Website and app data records
Start of Block
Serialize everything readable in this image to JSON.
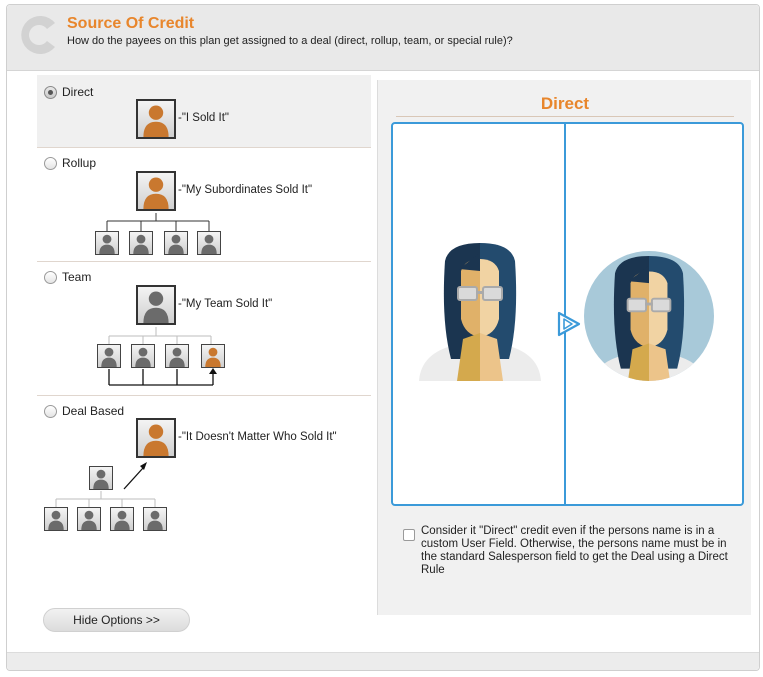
{
  "header": {
    "title": "Source Of Credit",
    "subtitle": "How do the payees on this plan get assigned to a deal (direct, rollup, team, or special rule)?",
    "logo_icon": "c-logo-icon"
  },
  "options": [
    {
      "label": "Direct",
      "caption": "-\"I Sold It\"",
      "selected": true
    },
    {
      "label": "Rollup",
      "caption": "-\"My Subordinates Sold It\"",
      "selected": false
    },
    {
      "label": "Team",
      "caption": "-\"My Team Sold It\"",
      "selected": false
    },
    {
      "label": "Deal Based",
      "caption": "-\"It Doesn't Matter Who Sold It\"",
      "selected": false
    }
  ],
  "hide_options_label": "Hide Options >>",
  "preview": {
    "title": "Direct",
    "checkbox_label": "Consider it \"Direct\" credit even if the persons name is in a custom User Field. Otherwise, the persons name must be in the standard Salesperson field to get the Deal using a Direct Rule",
    "checkbox_checked": false
  },
  "colors": {
    "accent": "#e8862c",
    "person_orange": "#c9782f",
    "person_gray": "#6b6b6b",
    "frame_blue": "#3b9ad9"
  }
}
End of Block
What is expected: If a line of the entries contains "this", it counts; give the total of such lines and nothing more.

Task answer: 2